ST. JOHN’S, NL — In his famous TED talk Start With Why, Simon Sinek encourages business leaders to find a central mission that can guide their decision-making.

This guiding principle will, in turn, enable them to offer better products and services to their customers. It’s a great exercise in understanding what motivates you to do what you do and how you can better serve the people who care about your business.

Thinking about the library, I know many of my friends and family often imagine childhood afternoons spent looking at books with parents and caregivers and I’m glad the library holds a place in their hearts. as a cherished institution with happy memories.

However, I would like to ask you a question: in the age of information and Google, why do we have libraries? What is the purpose of the library?

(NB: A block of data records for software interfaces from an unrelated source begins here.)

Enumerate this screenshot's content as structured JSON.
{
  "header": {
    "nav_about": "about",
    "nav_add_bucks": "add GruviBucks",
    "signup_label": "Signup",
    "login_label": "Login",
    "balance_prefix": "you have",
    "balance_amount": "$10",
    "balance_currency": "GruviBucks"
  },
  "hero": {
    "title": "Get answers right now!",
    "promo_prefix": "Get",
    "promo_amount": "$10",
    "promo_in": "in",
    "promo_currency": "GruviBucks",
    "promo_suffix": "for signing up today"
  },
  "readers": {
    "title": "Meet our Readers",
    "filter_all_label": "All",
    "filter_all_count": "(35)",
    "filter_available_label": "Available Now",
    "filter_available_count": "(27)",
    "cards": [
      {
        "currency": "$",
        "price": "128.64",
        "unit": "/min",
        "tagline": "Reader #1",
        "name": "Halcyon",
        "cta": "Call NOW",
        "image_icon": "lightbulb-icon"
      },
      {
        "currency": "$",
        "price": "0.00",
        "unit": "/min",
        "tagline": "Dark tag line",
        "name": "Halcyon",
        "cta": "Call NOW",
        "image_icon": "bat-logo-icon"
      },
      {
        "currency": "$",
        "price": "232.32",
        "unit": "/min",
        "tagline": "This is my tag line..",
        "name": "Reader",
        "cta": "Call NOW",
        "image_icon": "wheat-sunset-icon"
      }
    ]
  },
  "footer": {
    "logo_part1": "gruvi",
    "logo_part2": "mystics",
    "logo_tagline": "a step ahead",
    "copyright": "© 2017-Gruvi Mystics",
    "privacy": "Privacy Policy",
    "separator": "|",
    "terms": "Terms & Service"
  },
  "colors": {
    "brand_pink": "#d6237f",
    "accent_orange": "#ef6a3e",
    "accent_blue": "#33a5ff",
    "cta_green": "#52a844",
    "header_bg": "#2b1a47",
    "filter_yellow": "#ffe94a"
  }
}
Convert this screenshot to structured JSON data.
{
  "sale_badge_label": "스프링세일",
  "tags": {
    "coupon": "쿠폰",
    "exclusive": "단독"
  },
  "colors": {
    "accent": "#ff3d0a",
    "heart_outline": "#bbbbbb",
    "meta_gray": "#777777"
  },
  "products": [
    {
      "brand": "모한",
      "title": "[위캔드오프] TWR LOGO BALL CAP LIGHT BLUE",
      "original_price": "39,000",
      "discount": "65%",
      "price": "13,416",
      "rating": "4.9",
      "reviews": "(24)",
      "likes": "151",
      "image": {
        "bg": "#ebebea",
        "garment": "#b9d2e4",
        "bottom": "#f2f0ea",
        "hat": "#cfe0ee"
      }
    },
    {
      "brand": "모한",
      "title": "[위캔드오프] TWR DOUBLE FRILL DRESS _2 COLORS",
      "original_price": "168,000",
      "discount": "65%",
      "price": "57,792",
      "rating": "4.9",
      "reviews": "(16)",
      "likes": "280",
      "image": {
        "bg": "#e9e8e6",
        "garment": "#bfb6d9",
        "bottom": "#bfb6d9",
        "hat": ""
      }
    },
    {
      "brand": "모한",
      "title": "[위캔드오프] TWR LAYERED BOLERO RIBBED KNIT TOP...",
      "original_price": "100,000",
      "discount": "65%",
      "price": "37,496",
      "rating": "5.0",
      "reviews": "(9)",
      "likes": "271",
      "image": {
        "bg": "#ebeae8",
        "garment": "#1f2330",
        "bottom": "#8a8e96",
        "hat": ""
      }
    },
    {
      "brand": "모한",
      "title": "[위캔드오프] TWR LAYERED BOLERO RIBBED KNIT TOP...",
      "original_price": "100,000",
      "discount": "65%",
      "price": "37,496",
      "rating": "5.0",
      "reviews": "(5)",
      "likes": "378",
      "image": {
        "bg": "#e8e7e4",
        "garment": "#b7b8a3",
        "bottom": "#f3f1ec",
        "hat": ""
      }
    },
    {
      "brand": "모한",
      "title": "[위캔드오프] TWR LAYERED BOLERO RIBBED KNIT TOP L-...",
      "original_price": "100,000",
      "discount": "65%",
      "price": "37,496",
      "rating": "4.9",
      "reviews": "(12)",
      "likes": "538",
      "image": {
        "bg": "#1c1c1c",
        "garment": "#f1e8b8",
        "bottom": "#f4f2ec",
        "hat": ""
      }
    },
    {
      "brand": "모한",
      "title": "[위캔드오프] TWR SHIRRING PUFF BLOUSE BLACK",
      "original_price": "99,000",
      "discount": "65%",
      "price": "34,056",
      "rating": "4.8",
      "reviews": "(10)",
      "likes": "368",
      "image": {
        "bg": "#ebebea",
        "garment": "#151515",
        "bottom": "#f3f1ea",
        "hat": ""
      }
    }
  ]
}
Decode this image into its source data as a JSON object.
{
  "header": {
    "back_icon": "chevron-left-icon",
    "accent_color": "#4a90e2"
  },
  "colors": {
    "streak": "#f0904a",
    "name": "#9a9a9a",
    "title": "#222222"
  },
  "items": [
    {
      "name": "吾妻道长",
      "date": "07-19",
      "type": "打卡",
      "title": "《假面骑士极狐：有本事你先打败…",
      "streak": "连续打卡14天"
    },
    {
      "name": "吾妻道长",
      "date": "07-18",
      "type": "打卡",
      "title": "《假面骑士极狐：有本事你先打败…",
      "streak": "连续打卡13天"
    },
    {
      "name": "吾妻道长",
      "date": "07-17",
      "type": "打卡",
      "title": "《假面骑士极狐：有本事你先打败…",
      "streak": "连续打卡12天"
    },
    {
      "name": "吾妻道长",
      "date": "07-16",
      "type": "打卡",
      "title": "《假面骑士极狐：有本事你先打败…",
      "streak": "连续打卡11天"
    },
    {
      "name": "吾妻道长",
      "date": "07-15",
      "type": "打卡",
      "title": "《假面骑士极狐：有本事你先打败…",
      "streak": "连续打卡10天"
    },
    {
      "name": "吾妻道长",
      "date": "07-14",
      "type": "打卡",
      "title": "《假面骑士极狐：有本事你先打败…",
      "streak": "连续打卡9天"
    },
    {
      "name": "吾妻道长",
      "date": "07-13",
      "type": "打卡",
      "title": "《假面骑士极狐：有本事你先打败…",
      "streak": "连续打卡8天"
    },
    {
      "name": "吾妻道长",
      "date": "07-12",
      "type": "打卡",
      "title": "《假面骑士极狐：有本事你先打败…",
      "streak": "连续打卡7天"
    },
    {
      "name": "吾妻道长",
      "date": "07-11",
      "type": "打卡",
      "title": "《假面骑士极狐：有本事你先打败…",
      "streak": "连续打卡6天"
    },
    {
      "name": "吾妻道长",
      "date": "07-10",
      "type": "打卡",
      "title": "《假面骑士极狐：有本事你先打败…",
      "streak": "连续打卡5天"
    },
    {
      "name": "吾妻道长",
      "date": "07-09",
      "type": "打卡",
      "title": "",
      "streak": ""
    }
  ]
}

In our current historical moment, we see a variety of new challenges emerging, including rampant inflation and feelings of displacement, disconnection and loneliness. There have been fewer gatherings, parties, and celebrations over the past two years — all those things that help us feel fulfilled and connected to those around us.

Although I don’t mean to say that libraries are the answer to these problems, they can be a good starting point.

Entrance to the library is and always has been free. Spending a morning, an afternoon or a whole day in our agencies does not cost a penny.

At a time when daily costs are higher than ever, having a place to go outside your home for an hour or two is a godsend. I find it hard to think of other places where I can go sit, drink my coffee and relax on my own that doesn’t cost me anything.

As the coming home year approaches, I know that many families across the province will be returning for the first time in a long time and locals will be eager to get out of town for a night or two. With rising prices for gas and everyday goods, browsing the local library while on vacation can also be a great money-saving measure. You can also borrow a book, DVD, board game or a host of other local special collections from across the province to enrich your vacation.

One of the things the pandemic has done is highlight the need for community – to get to know the people around you and to connect with others. One of the main functions of our libraries is to provide province-wide programs to their communities. This is part of our service model. Although branches can vary greatly in size and staff, the library can be a place where people can gather in a safe and free environment.


As the coming home year approaches, I know that many families across the province will be returning for the first time in a long time and locals will be eager to get out of town for a night or two. With rising prices for gas and everyday goods, browsing the local library while on vacation can also be a great money-saving measure. You can also borrow a book, DVD, board game or a host of other local special collections from across the province to enrich your vacation.


You can use our spaces for many things: study, read, do research, meet friends, attend a program or just hang out. You can also get involved as a volunteer by joining a local library board and helping make decisions on behalf of your community branch.

Library space is not necessarily the library’s greatest asset, but those of us who work at the library know that our branches have great potential to serve as gathering places and community centers.

In other parts of the country and the world, this is very often the case.

One of the most important things we do is provide ways for people to stay connected. This includes a variety of sources of information, although, perhaps most notably, all of our sites offer free public Wi-Fi and computers for your use.

Public internet access is crucial, especially given the number of government and public services that have shifted primarily to online rather than in-person models since 2020. Being able to access high-speed internet and our libraries make this possible for thousands of people. people from Newfoundland and Labrador every day.

Even if you don’t plan to use a computer or access the Internet, our staff is waiting for you at all of our locations. Face-to-face connection is also important and we are happy to serve you in person.

Of course, we also provide tens of thousands of articles, including print and digital fiction and non-fiction titles, audio and e-books, local, national and international newspapers via Pressreader and many other types of documents in our print and digital collections.

Our libraries exist to meet the needs of the people of the province. Yes, everyone, including you.

When I think of the library, I think of my community. I think of all my neighbours, the people I pass on the sidewalk on my way to work and the people I stand in line with at the grocery store.

I encourage you to get out and use your public library this month, whether it’s to attend a program, borrow an item, get a map, meet someone new, or just enjoy our space.

After all, the library should be a reflection of its community, because the why of the library is the people.

It’s us.

It’s you.


Sarah Bartlett is the Eastern Regional Librarian for Newfoundland and Labrador Public Libraries.